Attempts to politically damage Sinn Féin leader Mary Lou McDonald for walking behind an “England Get Out of Ireland” banner in the New York City’s Saint Patrick’s Parade will backfire badly

“England Get Out of Ireland “is a banner that has long defined the New York St. Patrick’s Day Parade. It is the only political banner allowed in the parade, a gesture of defiance that has echoed down the decades.

Since 1948, it has been borne and I can attest that it gets the loudest cheer along the route.

John Lahey former Parade Chairman explained it best to the New York Times. “There still are strong feelings that England still occupied six counties of Ireland,” he said, adding that in his 25 years on the board, no one has ever raised objections.

It also pales beside the Nazi flags that some unionist communities have flown in the run-up to their St. Patrick’s Day, which is July 12, and the black coffin they burned last year with the name Martin McGuinness on it.

A Nazi flag flying near a loyalist bonfire in Carrickfergus.

A Nazi flag flying near a loyalist bonfire in Carrickfergus.

Not to mention the Confederate flags which are a regular staple glorifying the fight for slavery and used as a threat to the Croppies to lie down before their holiday.

It is stating the obvious the Irish want the English out of Ireland, which is the same goal the Irish government has had since Ireland was partitioned.

It means the English army, all the apparatus, the rule from London. Irish nationalists want it gone.

Yesterday the Irish media “discovered” the “English out of Ireland banner” when Sinn Féin leader Mary Lou McDonald marched behind the historic banner with the Brehon Law Society, a human right’s group dedicated to justice issues.

Mary Lou McDonald is a bright, articulate Dublin woman, the next generation of Sinn Féin leadership, and she could oversee the party come to power North and South. For that reason, there is a deep urge to try and damage her by Sinn Féin opponents.

Mary Lou McDonald.

Mary Lou McDonald.

Gregory Campbell, a unionist hardliner, condemned the banner and he was shocked by the fact that McDonald marched behind it.

This is the same Campbell who said he would use any Irish Language Act as “toilet paper.” The Democratic Unionist Party (DUP) politician who once stated  “Curry my yoghurt can coca coalyer” in the Northern Assembly, mocking the Irish phrase: “Go raibh maith agat, Ceann Comhairle” which means “Thank you, Chairperson.”

Gregory is no stranger to hostile comments but the Social Democratic and Labour Party (SDLP) and Fianna Fáil jumped on board with loud condemnations of McDonald.

In the case of the almost moribund SDLP, former leader John Hume, a Nobel Prize winner and deservedly so, once stated, “It’s a United Ireland Or Nothing,” to loud praise from his colleagues. There is not much difference between “England out of Ireland” and “It is a United Ireland or Nothing.”

SDLP, former leader John Hume.

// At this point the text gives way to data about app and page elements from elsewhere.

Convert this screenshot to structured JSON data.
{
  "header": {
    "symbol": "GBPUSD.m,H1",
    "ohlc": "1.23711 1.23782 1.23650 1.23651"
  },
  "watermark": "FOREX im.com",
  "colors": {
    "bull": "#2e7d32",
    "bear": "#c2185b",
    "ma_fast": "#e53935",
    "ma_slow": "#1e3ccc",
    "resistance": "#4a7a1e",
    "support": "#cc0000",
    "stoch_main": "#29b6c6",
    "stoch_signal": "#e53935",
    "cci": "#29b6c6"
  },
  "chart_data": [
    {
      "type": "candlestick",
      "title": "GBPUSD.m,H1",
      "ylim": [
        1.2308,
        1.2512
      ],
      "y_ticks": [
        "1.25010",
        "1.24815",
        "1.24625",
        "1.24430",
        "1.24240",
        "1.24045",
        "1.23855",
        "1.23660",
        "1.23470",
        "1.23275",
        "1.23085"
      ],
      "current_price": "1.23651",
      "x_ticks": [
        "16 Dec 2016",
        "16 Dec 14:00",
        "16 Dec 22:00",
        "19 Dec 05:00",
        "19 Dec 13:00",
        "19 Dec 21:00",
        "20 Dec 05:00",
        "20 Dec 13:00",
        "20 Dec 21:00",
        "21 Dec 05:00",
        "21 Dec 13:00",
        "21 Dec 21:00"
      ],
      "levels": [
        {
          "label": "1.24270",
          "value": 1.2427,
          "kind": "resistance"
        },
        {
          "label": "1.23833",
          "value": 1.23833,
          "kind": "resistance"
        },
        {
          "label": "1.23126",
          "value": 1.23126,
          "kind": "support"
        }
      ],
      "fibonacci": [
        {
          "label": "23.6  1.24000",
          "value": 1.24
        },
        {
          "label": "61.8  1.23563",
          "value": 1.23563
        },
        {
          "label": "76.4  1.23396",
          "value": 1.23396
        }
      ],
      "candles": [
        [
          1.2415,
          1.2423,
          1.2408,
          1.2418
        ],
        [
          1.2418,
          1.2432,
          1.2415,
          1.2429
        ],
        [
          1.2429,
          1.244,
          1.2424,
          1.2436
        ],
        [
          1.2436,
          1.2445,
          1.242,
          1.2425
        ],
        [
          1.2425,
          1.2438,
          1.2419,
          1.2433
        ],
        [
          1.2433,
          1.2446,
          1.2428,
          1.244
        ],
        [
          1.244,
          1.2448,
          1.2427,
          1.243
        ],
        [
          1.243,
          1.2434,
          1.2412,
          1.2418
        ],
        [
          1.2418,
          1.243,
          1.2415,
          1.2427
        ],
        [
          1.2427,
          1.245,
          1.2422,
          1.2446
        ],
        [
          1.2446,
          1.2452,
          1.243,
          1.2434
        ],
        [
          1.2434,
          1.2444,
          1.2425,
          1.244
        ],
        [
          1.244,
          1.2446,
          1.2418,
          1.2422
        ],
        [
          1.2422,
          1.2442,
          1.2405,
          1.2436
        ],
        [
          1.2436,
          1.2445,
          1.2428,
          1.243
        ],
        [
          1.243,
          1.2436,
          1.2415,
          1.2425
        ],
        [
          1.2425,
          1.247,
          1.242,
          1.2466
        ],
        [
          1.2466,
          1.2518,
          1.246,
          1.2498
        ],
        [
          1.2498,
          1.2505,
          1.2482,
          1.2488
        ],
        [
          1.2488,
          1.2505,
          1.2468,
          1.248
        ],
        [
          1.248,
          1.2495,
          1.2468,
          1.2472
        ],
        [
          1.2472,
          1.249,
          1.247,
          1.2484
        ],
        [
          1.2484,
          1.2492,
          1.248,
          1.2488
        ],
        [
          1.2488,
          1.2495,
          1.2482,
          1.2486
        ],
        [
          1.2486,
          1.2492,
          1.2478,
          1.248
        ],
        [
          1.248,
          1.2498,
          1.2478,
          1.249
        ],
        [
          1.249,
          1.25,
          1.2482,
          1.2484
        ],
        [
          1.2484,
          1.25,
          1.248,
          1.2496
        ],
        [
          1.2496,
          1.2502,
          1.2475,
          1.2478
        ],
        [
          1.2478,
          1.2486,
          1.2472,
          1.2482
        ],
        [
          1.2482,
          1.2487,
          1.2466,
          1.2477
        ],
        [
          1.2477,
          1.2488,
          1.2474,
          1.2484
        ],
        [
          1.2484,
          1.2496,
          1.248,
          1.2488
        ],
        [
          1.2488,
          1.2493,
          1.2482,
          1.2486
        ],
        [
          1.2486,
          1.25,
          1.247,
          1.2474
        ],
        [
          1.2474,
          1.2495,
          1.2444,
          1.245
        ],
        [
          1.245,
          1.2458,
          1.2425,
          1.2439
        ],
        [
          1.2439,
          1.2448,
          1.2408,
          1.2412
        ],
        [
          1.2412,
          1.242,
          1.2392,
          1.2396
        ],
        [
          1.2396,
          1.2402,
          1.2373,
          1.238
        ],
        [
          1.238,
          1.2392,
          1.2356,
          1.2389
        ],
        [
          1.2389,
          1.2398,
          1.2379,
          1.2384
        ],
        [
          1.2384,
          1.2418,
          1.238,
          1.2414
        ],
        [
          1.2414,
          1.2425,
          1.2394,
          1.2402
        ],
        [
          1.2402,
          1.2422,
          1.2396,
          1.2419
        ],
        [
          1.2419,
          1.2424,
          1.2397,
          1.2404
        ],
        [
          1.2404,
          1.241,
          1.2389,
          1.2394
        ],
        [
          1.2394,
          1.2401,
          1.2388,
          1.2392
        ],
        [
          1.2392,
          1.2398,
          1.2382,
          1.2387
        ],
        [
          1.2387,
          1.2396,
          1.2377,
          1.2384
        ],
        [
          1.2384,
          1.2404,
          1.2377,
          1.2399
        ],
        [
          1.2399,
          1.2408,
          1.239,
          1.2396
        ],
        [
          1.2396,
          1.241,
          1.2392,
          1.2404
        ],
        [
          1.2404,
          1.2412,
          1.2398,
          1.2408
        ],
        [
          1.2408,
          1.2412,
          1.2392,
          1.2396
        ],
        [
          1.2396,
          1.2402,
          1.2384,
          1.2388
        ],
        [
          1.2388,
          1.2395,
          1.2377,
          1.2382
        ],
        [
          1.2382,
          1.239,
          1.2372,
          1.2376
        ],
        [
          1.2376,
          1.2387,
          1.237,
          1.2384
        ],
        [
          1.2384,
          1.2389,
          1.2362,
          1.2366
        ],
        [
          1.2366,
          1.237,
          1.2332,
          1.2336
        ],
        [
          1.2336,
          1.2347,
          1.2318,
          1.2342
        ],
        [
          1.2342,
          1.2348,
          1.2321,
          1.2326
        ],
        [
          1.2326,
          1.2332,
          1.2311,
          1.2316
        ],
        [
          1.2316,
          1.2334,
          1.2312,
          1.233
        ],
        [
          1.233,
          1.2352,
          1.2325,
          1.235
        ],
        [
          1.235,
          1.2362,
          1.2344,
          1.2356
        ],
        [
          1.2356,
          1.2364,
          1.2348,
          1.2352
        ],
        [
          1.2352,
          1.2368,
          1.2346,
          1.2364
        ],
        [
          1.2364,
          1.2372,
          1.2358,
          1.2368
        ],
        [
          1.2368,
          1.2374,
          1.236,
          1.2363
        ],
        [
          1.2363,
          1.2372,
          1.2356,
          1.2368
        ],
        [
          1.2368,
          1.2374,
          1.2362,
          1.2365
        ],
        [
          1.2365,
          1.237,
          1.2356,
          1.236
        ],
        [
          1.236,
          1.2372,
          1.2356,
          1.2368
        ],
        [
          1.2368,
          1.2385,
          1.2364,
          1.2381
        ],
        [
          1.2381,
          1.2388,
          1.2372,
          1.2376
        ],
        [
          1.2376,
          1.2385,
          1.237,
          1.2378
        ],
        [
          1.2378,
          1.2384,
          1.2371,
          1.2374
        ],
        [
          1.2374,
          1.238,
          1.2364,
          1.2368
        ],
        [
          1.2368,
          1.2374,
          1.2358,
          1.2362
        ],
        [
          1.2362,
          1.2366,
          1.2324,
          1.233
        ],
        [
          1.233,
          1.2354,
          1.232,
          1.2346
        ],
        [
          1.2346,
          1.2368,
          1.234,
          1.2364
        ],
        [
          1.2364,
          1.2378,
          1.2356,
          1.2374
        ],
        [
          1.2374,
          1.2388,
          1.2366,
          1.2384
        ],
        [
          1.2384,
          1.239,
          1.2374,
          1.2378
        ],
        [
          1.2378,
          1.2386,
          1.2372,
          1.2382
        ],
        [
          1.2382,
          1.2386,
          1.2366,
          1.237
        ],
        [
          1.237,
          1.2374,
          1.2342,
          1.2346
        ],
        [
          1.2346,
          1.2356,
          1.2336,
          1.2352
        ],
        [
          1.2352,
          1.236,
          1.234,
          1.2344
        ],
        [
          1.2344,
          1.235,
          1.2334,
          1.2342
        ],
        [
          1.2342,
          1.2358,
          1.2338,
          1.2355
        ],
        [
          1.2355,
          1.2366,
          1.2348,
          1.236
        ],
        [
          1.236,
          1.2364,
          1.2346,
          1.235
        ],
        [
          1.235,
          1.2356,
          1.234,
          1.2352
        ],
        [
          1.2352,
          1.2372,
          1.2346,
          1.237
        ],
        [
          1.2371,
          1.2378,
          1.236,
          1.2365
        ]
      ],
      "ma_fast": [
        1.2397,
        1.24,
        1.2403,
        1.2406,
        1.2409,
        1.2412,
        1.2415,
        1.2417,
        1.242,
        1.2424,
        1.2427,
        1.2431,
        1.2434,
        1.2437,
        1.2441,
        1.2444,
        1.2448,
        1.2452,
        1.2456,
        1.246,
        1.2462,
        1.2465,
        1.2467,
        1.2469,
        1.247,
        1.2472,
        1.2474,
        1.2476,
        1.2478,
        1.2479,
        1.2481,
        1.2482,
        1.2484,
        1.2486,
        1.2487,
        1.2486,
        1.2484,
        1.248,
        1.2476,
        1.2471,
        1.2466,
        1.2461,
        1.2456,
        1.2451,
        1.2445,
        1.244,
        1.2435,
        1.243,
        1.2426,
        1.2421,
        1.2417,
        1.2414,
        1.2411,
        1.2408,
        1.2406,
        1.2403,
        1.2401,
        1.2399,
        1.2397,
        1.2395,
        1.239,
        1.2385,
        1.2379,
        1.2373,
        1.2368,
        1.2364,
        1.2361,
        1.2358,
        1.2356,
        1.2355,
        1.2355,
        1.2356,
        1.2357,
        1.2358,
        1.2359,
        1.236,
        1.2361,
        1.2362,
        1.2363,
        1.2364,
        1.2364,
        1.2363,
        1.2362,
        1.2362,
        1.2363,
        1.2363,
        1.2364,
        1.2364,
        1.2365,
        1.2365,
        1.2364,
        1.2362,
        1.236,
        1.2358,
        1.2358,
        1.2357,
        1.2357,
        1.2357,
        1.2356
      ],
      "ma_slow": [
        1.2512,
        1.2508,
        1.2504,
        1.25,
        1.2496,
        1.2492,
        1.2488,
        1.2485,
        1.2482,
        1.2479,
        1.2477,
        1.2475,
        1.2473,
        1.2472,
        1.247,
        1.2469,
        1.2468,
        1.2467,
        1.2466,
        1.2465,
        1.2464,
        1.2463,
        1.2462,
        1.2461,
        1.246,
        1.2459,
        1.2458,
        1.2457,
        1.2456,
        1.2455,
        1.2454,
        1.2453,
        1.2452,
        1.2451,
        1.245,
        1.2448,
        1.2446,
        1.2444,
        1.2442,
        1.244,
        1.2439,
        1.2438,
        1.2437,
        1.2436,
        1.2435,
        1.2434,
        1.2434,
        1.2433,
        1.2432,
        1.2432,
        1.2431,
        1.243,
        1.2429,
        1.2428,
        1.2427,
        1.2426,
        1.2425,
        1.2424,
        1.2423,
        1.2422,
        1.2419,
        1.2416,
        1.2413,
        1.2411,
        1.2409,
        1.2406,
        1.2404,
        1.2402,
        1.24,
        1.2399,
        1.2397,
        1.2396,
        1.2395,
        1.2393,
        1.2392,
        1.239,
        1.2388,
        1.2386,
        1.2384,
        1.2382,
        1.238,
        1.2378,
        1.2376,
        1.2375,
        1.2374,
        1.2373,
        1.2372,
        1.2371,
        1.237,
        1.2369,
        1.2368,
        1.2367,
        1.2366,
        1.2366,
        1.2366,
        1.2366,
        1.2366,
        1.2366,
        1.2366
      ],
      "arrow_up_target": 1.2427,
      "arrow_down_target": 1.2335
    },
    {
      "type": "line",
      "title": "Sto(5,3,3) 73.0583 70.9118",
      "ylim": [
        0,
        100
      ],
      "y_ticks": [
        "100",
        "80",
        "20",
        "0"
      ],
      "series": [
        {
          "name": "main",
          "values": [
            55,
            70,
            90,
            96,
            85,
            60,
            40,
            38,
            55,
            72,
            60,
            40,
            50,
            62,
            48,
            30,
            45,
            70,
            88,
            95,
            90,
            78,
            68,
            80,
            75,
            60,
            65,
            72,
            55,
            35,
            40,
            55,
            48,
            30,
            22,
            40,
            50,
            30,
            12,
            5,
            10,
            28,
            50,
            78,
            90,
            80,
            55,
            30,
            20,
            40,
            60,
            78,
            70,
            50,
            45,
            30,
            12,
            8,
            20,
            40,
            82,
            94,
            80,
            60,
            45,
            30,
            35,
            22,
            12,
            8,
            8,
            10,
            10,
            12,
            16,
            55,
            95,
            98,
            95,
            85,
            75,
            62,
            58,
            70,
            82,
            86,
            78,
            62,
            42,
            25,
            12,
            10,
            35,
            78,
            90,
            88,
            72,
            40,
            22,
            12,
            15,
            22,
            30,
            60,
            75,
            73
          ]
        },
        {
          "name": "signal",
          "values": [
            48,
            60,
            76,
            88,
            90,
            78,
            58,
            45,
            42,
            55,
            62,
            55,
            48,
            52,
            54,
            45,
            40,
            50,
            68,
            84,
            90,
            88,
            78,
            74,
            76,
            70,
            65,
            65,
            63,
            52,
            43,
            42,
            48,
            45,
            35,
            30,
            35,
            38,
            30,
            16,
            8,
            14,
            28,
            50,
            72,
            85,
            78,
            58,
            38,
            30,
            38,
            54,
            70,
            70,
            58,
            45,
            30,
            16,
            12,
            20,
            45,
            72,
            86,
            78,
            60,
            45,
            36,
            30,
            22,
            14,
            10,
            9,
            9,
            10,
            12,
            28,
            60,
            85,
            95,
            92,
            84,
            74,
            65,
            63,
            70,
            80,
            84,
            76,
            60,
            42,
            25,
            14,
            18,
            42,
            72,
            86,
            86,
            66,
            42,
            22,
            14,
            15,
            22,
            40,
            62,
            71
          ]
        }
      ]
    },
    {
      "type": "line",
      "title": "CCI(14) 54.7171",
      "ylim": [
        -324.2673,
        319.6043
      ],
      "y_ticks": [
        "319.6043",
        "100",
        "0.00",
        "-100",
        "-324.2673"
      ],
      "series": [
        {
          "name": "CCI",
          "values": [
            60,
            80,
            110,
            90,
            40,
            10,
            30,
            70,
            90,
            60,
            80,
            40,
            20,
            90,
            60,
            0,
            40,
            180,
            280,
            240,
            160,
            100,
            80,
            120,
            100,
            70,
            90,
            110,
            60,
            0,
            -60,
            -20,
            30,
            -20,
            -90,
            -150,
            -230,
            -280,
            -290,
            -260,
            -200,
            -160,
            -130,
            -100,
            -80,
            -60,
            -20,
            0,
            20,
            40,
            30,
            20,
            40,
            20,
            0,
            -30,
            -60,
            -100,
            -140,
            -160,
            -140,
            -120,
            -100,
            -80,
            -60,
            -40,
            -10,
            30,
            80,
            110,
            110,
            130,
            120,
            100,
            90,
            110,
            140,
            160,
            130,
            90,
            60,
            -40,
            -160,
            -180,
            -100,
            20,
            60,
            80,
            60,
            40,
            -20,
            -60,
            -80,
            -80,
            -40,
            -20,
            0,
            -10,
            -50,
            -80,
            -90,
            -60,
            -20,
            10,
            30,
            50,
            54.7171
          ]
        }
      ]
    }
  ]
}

SDLP, former leader John Hume.

Then there’s Fianna  Fáil, the party that threatened to invade the North during the earliest days of The Troubles and indeed three members of the Fianna Fáil cabinet were tried for attempting to.

The party which announced it “would not stand idly by” did just that, of course, for all their bluster. Under Mícheál Martin, the current leader, they appear neo-Unionist.

Let me give the last word to The Brehon Law Society which carried the banner “England Get Out of Ireland” that McDonald marched behind which they pointed out “… was the only expression allowed to be carried on a banner in the New York City St. Patrick’s Day parade reflecting the desire of millions of Irish Americans and the Irish diaspora for the reunification of Ireland.

“It is an iconic statement that has been carried in the NYC Parade by many groups for decades.

“Irish reunification must be planned for and discussed openly and inclusively.

“As a Law Society dedicated to peace and justice for a united Ireland, we are grateful for the opportunity to express a deeply-held sentiment felt by many Irish and Irish-Americans.”

What do you think? Should the "England Get Out of Ireland" banner continue to be part of the St. Patrick's Day parade? Let us know in the comments section below.